··· Entries provided
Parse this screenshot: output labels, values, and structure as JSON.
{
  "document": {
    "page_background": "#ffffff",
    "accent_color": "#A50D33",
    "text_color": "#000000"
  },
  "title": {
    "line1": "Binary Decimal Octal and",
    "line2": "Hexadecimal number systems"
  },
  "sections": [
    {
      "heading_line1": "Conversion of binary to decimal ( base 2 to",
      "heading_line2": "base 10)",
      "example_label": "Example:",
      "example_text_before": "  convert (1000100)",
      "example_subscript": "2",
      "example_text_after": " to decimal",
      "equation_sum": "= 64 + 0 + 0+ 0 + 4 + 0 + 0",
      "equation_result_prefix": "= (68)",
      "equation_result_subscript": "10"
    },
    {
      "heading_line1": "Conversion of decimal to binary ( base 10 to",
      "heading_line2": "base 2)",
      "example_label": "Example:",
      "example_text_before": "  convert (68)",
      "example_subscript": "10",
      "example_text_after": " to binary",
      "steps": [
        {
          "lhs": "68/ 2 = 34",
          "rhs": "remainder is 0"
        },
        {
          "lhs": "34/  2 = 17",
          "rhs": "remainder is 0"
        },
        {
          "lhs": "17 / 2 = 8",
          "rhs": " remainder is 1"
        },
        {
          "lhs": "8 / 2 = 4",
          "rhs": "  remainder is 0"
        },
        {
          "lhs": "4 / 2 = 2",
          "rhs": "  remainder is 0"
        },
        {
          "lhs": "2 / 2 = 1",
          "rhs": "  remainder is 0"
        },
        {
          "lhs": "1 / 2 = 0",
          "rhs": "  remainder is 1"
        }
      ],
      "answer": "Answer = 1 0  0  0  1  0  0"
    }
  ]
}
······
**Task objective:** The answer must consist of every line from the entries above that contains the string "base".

**Result for this task:**
      "heading_line1": "Conversion of binary to decimal ( base 2 to",
      "heading_line2": "base 10)",
      "heading_line1": "Conversion of decimal to binary ( base 10 to",
      "heading_line2": "base 2)",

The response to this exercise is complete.